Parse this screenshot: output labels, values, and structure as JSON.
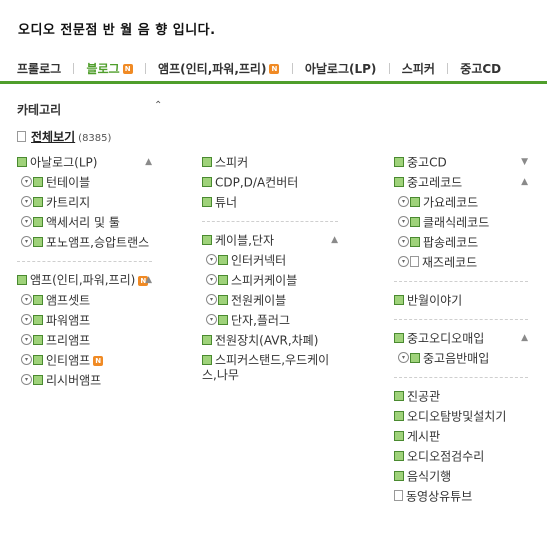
{
  "intro": "오디오 전문점 반 월 음 향 입니다.",
  "tabs": [
    {
      "label": "프롤로그",
      "active": false,
      "new": false
    },
    {
      "label": "블로그",
      "active": true,
      "new": true
    },
    {
      "label": "앰프(인티,파워,프리)",
      "active": false,
      "new": true
    },
    {
      "label": "아날로그(LP)",
      "active": false,
      "new": false
    },
    {
      "label": "스피커",
      "active": false,
      "new": false
    },
    {
      "label": "중고CD",
      "active": false,
      "new": false
    }
  ],
  "new_badge": "N",
  "category": {
    "title": "카테고리",
    "toggle": "⌃"
  },
  "view_all": {
    "label": "전체보기",
    "count": "(8385)"
  },
  "columns": {
    "col1": {
      "g1": {
        "label": "아날로그(LP)",
        "items": [
          "턴테이블",
          "카트리지",
          "액세서리 및 툴",
          "포노앰프,승압트랜스"
        ]
      },
      "g2": {
        "label": "앰프(인티,파워,프리)",
        "items": [
          "앰프셋트",
          "파워앰프",
          "프리앰프",
          "인티앰프",
          "리시버앰프"
        ]
      }
    },
    "col2": {
      "speaker": "스피커",
      "cdp": "CDP,D/A컨버터",
      "tuner": "튜너",
      "cable": {
        "label": "케이블,단자",
        "items": [
          "인터커넥터",
          "스피커케이블",
          "전원케이블",
          "단자,플러그"
        ]
      },
      "power": "전원장치(AVR,차폐)",
      "stand": "스피커스탠드,우드케이스,나무"
    },
    "col3": {
      "usedcd": "중고CD",
      "usedrecord": {
        "label": "중고레코드",
        "items": [
          "가요레코드",
          "클래식레코드",
          "팝송레코드",
          "재즈레코드"
        ]
      },
      "story": "반월이야기",
      "audiobuy": {
        "label": "중고오디오매입",
        "items": [
          "중고음반매입"
        ]
      },
      "more": [
        "진공관",
        "오디오탐방및설치기",
        "게시판",
        "오디오점검수리",
        "음식기행",
        "동영상유튜브"
      ]
    }
  },
  "colors": {
    "accent": "#4f9e2b",
    "badge": "#f08a24"
  }
}
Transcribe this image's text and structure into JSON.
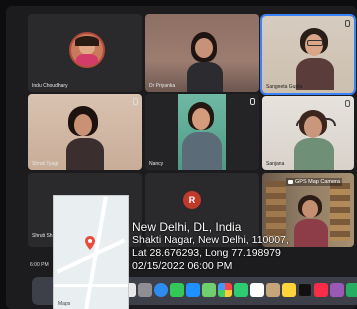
{
  "participants": [
    {
      "name": "Indu Choudhary"
    },
    {
      "name": "Dr Priyanka"
    },
    {
      "name": "Sangeeta Gupta"
    },
    {
      "name": "Shruti Tyagi"
    },
    {
      "name": "Nancy"
    },
    {
      "name": "Sanjana"
    },
    {
      "name": "Shruti Sh"
    }
  ],
  "r_badge": "R",
  "clock": "6:00 PM",
  "gps": {
    "label": "GPS Map Camera",
    "city": "New Delhi, DL, India",
    "address": "Shakti Nagar, New Delhi, 110007,",
    "coords": "Lat 28.676293, Long 77.198979",
    "datetime": "02/15/2022 06:00 PM",
    "map_credit": "Maps"
  },
  "colors": {
    "active_outline": "#3a82f7",
    "badge": "#c0392b",
    "pin": "#e74c3c"
  }
}
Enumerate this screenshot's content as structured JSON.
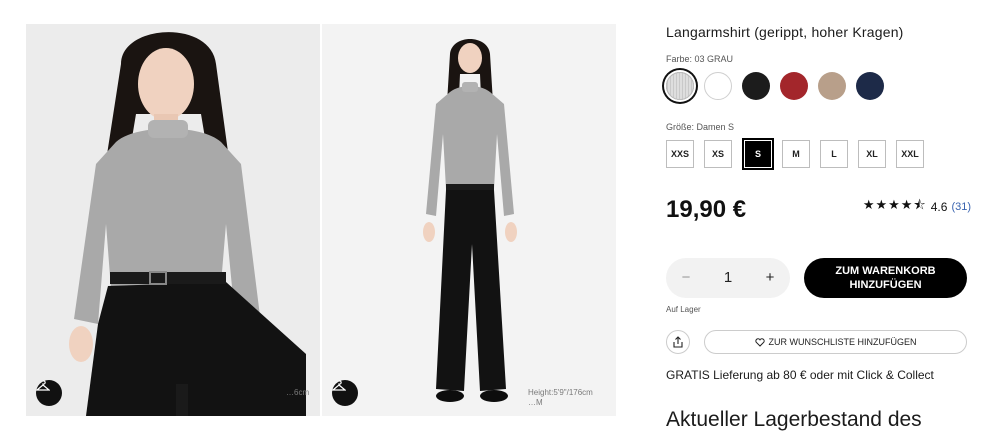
{
  "gallery": {
    "image1_height_text": "…6cm",
    "image2_height_text": "Height:5'9\"/176cm",
    "image2_height_text2": "…M"
  },
  "product": {
    "title": "Langarmshirt (gerippt, hoher Kragen)",
    "color_label": "Farbe: 03 GRAU",
    "colors": [
      {
        "name": "grau",
        "hex": "#d4d4d4",
        "selected": true
      },
      {
        "name": "weiss",
        "hex": "#ffffff",
        "selected": false
      },
      {
        "name": "schwarz",
        "hex": "#1c1c1c",
        "selected": false
      },
      {
        "name": "rot",
        "hex": "#a3262b",
        "selected": false
      },
      {
        "name": "beige",
        "hex": "#b89f8a",
        "selected": false
      },
      {
        "name": "navy",
        "hex": "#1d2a48",
        "selected": false
      }
    ],
    "size_label": "Größe: Damen S",
    "sizes": [
      "XXS",
      "XS",
      "S",
      "M",
      "L",
      "XL",
      "XXL"
    ],
    "selected_size": "S",
    "price": "19,90 €",
    "rating": {
      "stars": "★★★★⯪",
      "value": "4.6",
      "count": "(31)",
      "score": 4.6
    },
    "quantity": {
      "minus": "−",
      "value": "1",
      "plus": "+"
    },
    "add_to_cart": "ZUM WARENKORB HINZUFÜGEN",
    "stock_status": "Auf Lager",
    "wishlist": "ZUR WUNSCHLISTE HINZUFÜGEN",
    "delivery": "GRATIS Lieferung ab 80 € oder mit Click & Collect",
    "stock_heading": "Aktueller Lagerbestand des"
  }
}
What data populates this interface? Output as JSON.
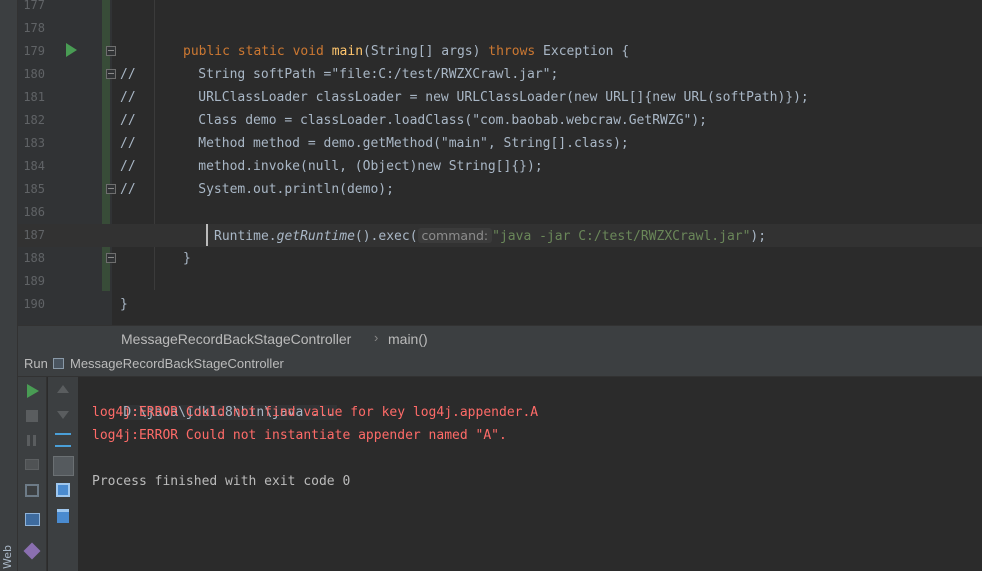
{
  "sidebar": {
    "web_label": "Web"
  },
  "editor": {
    "lines": [
      {
        "num": "177"
      },
      {
        "num": "178"
      },
      {
        "num": "179"
      },
      {
        "num": "180"
      },
      {
        "num": "181"
      },
      {
        "num": "182"
      },
      {
        "num": "183"
      },
      {
        "num": "184"
      },
      {
        "num": "185"
      },
      {
        "num": "186"
      },
      {
        "num": "187"
      },
      {
        "num": "188"
      },
      {
        "num": "189"
      },
      {
        "num": "190"
      }
    ],
    "code": {
      "l179_a": "public static void ",
      "l179_fn": "main",
      "l179_b": "(String[] args) ",
      "l179_kw": "throws",
      "l179_c": " Exception {",
      "l180": "//        String softPath =\"file:C:/test/RWZXCrawl.jar\";",
      "l181": "//        URLClassLoader classLoader = new URLClassLoader(new URL[]{new URL(softPath)});",
      "l182": "//        Class demo = classLoader.loadClass(\"com.baobab.webcraw.GetRWZG\");",
      "l183": "//        Method method = demo.getMethod(\"main\", String[].class);",
      "l184": "//        method.invoke(null, (Object)new String[]{});",
      "l185": "//        System.out.println(demo);",
      "l187_a": "Runtime.",
      "l187_fn": "getRuntime",
      "l187_b": "().exec(",
      "l187_hint": "command:",
      "l187_str": "\"java -jar C:/test/RWZXCrawl.jar\"",
      "l187_c": ");",
      "l188": "}",
      "l190": "}"
    }
  },
  "breadcrumb": {
    "class_name": "MessageRecordBackStageController",
    "separator": "›",
    "method": "main()"
  },
  "run_panel": {
    "label": "Run",
    "config_name": "MessageRecordBackStageController"
  },
  "console": {
    "command": "D:\\java\\jdk1.8\\bin\\java ...",
    "errors": [
      "log4j:ERROR Could not find value for key log4j.appender.A",
      "log4j:ERROR Could not instantiate appender named \"A\"."
    ],
    "exit_message": "Process finished with exit code 0"
  },
  "colors": {
    "keyword": "#cc7832",
    "function": "#ffc66d",
    "comment": "#808080",
    "string": "#6a8759",
    "error": "#ff6b68",
    "run_green": "#499c54"
  }
}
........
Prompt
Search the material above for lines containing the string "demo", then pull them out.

Exercise result
      "l182": "//        Class demo = classLoader.loadClass(\"com.baobab.webcraw.GetRWZG\");",
      "l183": "//        Method method = demo.getMethod(\"main\", String[].class);",
      "l185": "//        System.out.println(demo);",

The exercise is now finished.